Joining the army of freelancers in any creative field is always a challenge. Your chops really need to be up-to-par with the growing market of artists and designers. Although freelancing is a difficult career path you can save a lot of time with online tools and webapps. Plenty of resources are available to freelancers who just want to get started working and earning a living from their creativity.
I’ve put together this post dedicated to the best tools for the modern freelancer. Online resources are by far the most useful because they can be used from any computer with Internet access. Many of them are also free and great for all freelancing jobs from coding to design. Take a look over this list and see if you can incorporate any of these tools into your freelance lifestyle.
One of the toughest parts about being a freelancer is knowing how much to charge. At first your skillset may be shallow and you’ll charge lower rates, but as time goes on your skillset will improve. This is where pricing gets tricky because each project will charge different rates for different skills.
With the use of a rate calculator it’s much easier to keep track of your prices. I recommend creating a brief spreadsheet or document which can behave as a reference guide. List the overhead costs of your freelance work along with hourly rates for each discipline(UI design, icon design, frontend development, WordPress development, etc).
Use a simple tool like Your Rate to figure out the costs. If you factor the price of living and how much you need to earn each month the calculations will go a lot smoother. Then you can even leave some buffer room and recalibrate prices based on your skillset.
If you’re more into products or individual sales then Stand To Make is another option. This is a more exact calculator which incorporates freelance sales along with specific payment gateway fees. If you work doing freelance and selling products then you might try both applications for calculating a potential budget.
Accounting & Time Management
There are lots of variables to consider within each freelance project. Organizing tasks by priority and keeping track of each project is simple at first. But once you start piling on work as a freelancer things get messy faster than a cup of spilled milk.
There are more than enough reasons why freelancers need invoicing tools.
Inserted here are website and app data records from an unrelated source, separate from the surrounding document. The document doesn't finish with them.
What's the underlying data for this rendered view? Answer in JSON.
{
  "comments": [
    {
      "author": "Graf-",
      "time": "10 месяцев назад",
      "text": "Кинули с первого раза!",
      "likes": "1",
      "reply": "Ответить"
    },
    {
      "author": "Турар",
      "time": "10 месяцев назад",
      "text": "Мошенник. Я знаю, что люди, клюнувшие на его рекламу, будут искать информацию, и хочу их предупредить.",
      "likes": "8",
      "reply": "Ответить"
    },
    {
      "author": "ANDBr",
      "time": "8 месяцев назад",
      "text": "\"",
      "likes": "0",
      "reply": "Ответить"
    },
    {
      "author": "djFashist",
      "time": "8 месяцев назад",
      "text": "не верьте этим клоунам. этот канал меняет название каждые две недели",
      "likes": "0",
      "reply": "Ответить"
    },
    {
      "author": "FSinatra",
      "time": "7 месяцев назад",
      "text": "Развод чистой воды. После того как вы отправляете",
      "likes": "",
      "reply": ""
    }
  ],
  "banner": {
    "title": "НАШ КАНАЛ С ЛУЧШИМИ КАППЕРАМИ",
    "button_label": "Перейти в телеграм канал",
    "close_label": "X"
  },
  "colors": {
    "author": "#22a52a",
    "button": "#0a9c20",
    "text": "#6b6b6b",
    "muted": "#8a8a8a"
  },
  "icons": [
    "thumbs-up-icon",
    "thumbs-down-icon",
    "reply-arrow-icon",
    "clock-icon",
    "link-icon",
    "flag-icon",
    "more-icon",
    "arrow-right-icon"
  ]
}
You can track both expenses and income while keeping a log of which money is spent on which project. But the even larger benefit comes when you connect an accounting application with project management.
If there’s any tool you need to check out it’s Minterapp. This is an online webapp that hosts project information in the cloud. You’ll have access from any computer and it connects into Basecamp. You’ll be able to send invoices through gateways like PayPal or Stripe, and each invoice is tied to an individual segment of a project.
The Minterapp free account is free forever so it’s your choice whether to sign up for a pro account. If you’re looking for a single tool that can handle invoicing & task management for various clients then definitely give it a shot and see what you think.
The relationship between client & freelancer is beyond a level of importance. It’s an imperative necessity that must prove strong enough that both sides can stay in free communication. To maintain a morally strong relationship built on trust it’s crucial to stay in contact and lend an open ear during the creative process.
The newest popular tool for communication is Google Inbox. This combines Gmail into one large place which organizes messages into topics and urgency. But it’s even more incredible because Inbox connects with Google Hangouts adding a small chat widget in the top menu.
Now you’ll be able to answer emails while also juggling chat messages with clients or potential customers. It should be obvious that the traditional phone call or in-person meetup is going to be more fruitful. However instant messaging is oftentimes satisfactory and Google is perhaps one of the largest communication companies on the market.
As a secondary option look into HipChat which has gained some recognition over the past few years. It behaves as both a video chat and IM chat application that works for any type of relationship. This could be a freelance/client conversation or even a group chat with various employees of a creative agency. Best of all HipChat offers a free plan just like Google so you can setup an account and get started right away.
Meetings, deadlines, and working sessions all need to be juggled simultaneously in the busy freelancer’s life. When you’re only working on 1-2 projects this may not be as stressful. But once you start managing a variety of clients there’s a subtle beauty in scheduling.
Granted some freelancers may stick to their own tools like Google Calendar or iCal. Both applications are free and even connect to your mobile device as needed. But remember that online tools can be just as helpful and provide even more features than you might imagine.
Take for example Harvest App which has been online for years. This tracking tool can organize specific details for each project like estimates, due dates, expense budgets, and project requirements. Everything you need to remember about each project can be organized into one convenient location.
Another great part to Harvest is the ability to connect into popular applications such as Basecamp. Harvest is even accessible from various smartphone apps on Android and iPhone. Their add-ons page is something to marvel at when deciding if Harvest is a worthwhile tool in your toolbelt.
There’s no doubt that success as a freelancer is obtained through hard work and persistence. Slow months and bad clients are almost unavoidable. But don’t let any of the negative stuff deter you from the freelance lifestyle. If you continue improving your skills then these tools will be there to support you all the way through every project.
Author: Jake Rocheleau
Jake is a creative designer, illustrator, and web developer. He frequently writes articles involving new-age design concepts and freelance management skills. You can find him in Google or follow his tweets @jakerocheleau